» **Exercise description**: Could the data below be retyped exactly, without its pictures?

-*-

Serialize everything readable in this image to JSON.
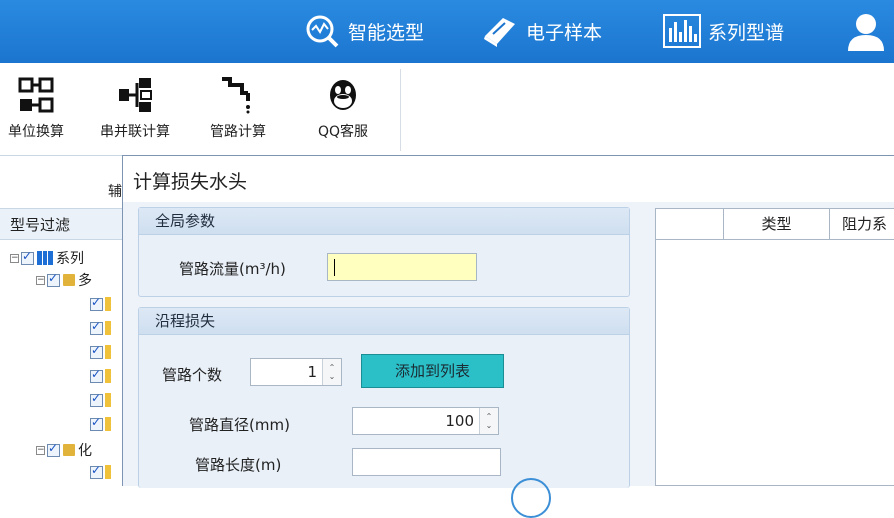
{
  "topbar": {
    "items": [
      {
        "label": "智能选型",
        "icon": "magnifier-chart-icon"
      },
      {
        "label": "电子样本",
        "icon": "book-icon"
      },
      {
        "label": "系列型谱",
        "icon": "bar-chart-icon"
      }
    ],
    "user_icon": "user-icon"
  },
  "ribbon": {
    "buttons": [
      {
        "label": "单位换算",
        "icon": "unit-convert-icon"
      },
      {
        "label": "串并联计算",
        "icon": "series-parallel-icon"
      },
      {
        "label": "管路计算",
        "icon": "pipe-icon"
      },
      {
        "label": "QQ客服",
        "icon": "qq-icon"
      }
    ],
    "partial_label": "辅"
  },
  "left_panel": {
    "header": "型号过滤",
    "tree_label_1": "系列",
    "tree_label_2": "多",
    "tree_label_3": "化"
  },
  "dialog": {
    "title": "计算损失水头",
    "global_group": {
      "title": "全局参数",
      "flow_label": "管路流量(m³/h)",
      "flow_value": ""
    },
    "friction_group": {
      "title": "沿程损失",
      "count_label": "管路个数",
      "count_value": "1",
      "add_button": "添加到列表",
      "diameter_label": "管路直径(mm)",
      "diameter_value": "100",
      "length_label": "管路长度(m)",
      "length_value": ""
    },
    "grid": {
      "columns": [
        "",
        "类型",
        "阻力系"
      ]
    }
  }
}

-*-

» **Answer section**:
Serialize everything readable in this image to JSON.
{
  "topbar": {
    "items": [
      {
        "label": "智能选型",
        "icon": "magnifier-chart-icon"
      },
      {
        "label": "电子样本",
        "icon": "book-icon"
      },
      {
        "label": "系列型谱",
        "icon": "bar-chart-icon"
      }
    ],
    "user_icon": "user-icon"
  },
  "ribbon": {
    "buttons": [
      {
        "label": "单位换算",
        "icon": "unit-convert-icon"
      },
      {
        "label": "串并联计算",
        "icon": "series-parallel-icon"
      },
      {
        "label": "管路计算",
        "icon": "pipe-icon"
      },
      {
        "label": "QQ客服",
        "icon": "qq-icon"
      }
    ],
    "partial_label": "辅"
  },
  "left_panel": {
    "header": "型号过滤",
    "tree_label_1": "系列",
    "tree_label_2": "多",
    "tree_label_3": "化"
  },
  "dialog": {
    "title": "计算损失水头",
    "global_group": {
      "title": "全局参数",
      "flow_label": "管路流量(m³/h)",
      "flow_value": ""
    },
    "friction_group": {
      "title": "沿程损失",
      "count_label": "管路个数",
      "count_value": "1",
      "add_button": "添加到列表",
      "diameter_label": "管路直径(mm)",
      "diameter_value": "100",
      "length_label": "管路长度(m)",
      "length_value": ""
    },
    "grid": {
      "columns": [
        "",
        "类型",
        "阻力系"
      ]
    }
  }
}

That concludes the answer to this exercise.